What Is a Casino?

A casino is a place where people can gamble. It often has a variety of games and is usually decorated with bright colors. Those decorations are intended to stimulate and cheer up patrons as they play the games. Historically, casinos have been places where people can play gambling games like poker and blackjack. They have also offered free drinks and stage shows to attract patrons. There are also larger casino resorts that have hotels, restaurants and other luxuries. These casino resorts are designed to compete with each other for business from gamblers who want the best all-round experience.

Security is a big part of a casino’s operations. There are cameras that monitor everything going on in the casino. Some of these cameras are designed to capture a wide area and others are designed to capture a particular suspicious patron. Casinos use the cameras to help prevent cheating and stealing by both patrons and casino employees.

In addition to cameras, modern casinos employ a number of other technological methods of security. For example, the chips used to make bets have built-in microcircuitry so that casino computer systems can oversee them minute-by-minute and quickly detect any statistical deviations from expectations. The tables and other gaming equipment are also electronically monitored to discover any statistical anomalies.

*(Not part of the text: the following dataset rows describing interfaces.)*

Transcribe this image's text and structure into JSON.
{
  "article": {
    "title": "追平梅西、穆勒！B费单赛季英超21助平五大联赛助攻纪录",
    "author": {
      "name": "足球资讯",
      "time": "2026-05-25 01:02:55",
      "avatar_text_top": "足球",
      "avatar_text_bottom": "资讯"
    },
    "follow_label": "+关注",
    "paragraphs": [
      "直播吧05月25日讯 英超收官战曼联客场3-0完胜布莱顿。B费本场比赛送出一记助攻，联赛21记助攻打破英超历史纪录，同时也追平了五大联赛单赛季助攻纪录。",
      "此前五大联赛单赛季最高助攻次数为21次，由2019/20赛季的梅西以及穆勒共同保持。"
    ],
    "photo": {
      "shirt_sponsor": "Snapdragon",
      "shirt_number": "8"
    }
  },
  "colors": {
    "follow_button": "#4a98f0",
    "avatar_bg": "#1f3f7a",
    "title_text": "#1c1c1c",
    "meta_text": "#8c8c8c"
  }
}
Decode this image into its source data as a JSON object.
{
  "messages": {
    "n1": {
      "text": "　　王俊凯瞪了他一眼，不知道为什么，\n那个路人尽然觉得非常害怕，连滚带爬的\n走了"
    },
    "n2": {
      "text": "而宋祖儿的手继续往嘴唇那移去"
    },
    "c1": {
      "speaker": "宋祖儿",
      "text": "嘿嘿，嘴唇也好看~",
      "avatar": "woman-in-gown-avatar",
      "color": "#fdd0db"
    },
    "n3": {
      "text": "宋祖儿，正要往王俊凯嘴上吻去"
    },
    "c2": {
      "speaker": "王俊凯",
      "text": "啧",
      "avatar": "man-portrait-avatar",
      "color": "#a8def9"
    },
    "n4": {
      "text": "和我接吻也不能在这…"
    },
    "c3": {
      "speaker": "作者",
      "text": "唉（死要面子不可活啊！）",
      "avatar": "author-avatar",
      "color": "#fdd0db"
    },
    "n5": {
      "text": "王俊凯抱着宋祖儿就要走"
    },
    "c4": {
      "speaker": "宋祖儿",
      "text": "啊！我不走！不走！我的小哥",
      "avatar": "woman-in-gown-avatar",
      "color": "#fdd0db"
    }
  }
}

In the twentieth century, casinos became more selective in whom they recruited as gamblers. They focused on high rollers, people who bet a large amount of money and spend a lot of time at the table. These high-stakes gamblers are usually older than average and have above-average incomes. They can earn a lot of “comps,” or complimentary goods and services, from the casino. In addition, casinos can use computer programs to track the gambling habits of their patrons and tally up points that can be exchanged for free slot machine play or other gifts.